WORK REQUIRED: When you copy the records that follow, please keep every word exactly as it is and leave out the pictures.
BEGIN
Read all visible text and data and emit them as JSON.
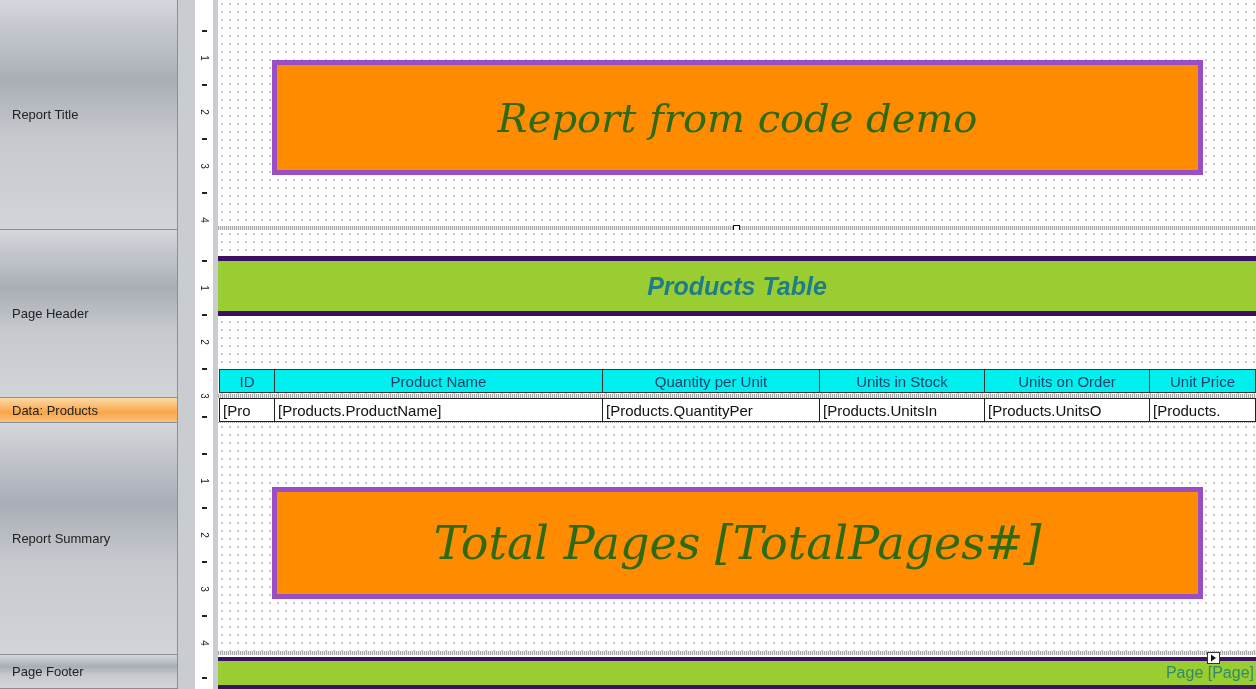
{
  "bands": [
    {
      "kind": "title",
      "label": "Report Title",
      "selected": false,
      "ruler": [
        "1",
        "2",
        "3",
        "4"
      ],
      "text": "Report from code demo"
    },
    {
      "kind": "header",
      "label": "Page Header",
      "selected": false,
      "ruler": [
        "1",
        "2",
        "3"
      ],
      "title": "Products Table",
      "columns": [
        "ID",
        "Product Name",
        "Quantity per Unit",
        "Units in Stock",
        "Units on Order",
        "Unit Price"
      ]
    },
    {
      "kind": "data",
      "label": "Data: Products",
      "selected": true,
      "cells": [
        "[Pro",
        "[Products.ProductName]",
        "[Products.QuantityPer",
        "[Products.UnitsIn",
        "[Products.UnitsO",
        "[Products."
      ]
    },
    {
      "kind": "summary",
      "label": "Report Summary",
      "selected": false,
      "ruler": [
        "1",
        "2",
        "3",
        "4"
      ],
      "text": "Total Pages [TotalPages#]"
    },
    {
      "kind": "footer",
      "label": "Page Footer",
      "selected": false,
      "text": "Page [Page]"
    }
  ]
}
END
SOLVED EXERCISE:
Read all visible text and data and emit them as JSON.
{
  "bands": [
    {
      "kind": "title",
      "label": "Report Title",
      "selected": false,
      "ruler": [
        "1",
        "2",
        "3",
        "4"
      ],
      "text": "Report from code demo"
    },
    {
      "kind": "header",
      "label": "Page Header",
      "selected": false,
      "ruler": [
        "1",
        "2",
        "3"
      ],
      "title": "Products Table",
      "columns": [
        "ID",
        "Product Name",
        "Quantity per Unit",
        "Units in Stock",
        "Units on Order",
        "Unit Price"
      ]
    },
    {
      "kind": "data",
      "label": "Data: Products",
      "selected": true,
      "cells": [
        "[Pro",
        "[Products.ProductName]",
        "[Products.QuantityPer",
        "[Products.UnitsIn",
        "[Products.UnitsO",
        "[Products."
      ]
    },
    {
      "kind": "summary",
      "label": "Report Summary",
      "selected": false,
      "ruler": [
        "1",
        "2",
        "3",
        "4"
      ],
      "text": "Total Pages [TotalPages#]"
    },
    {
      "kind": "footer",
      "label": "Page Footer",
      "selected": false,
      "text": "Page [Page]"
    }
  ]
}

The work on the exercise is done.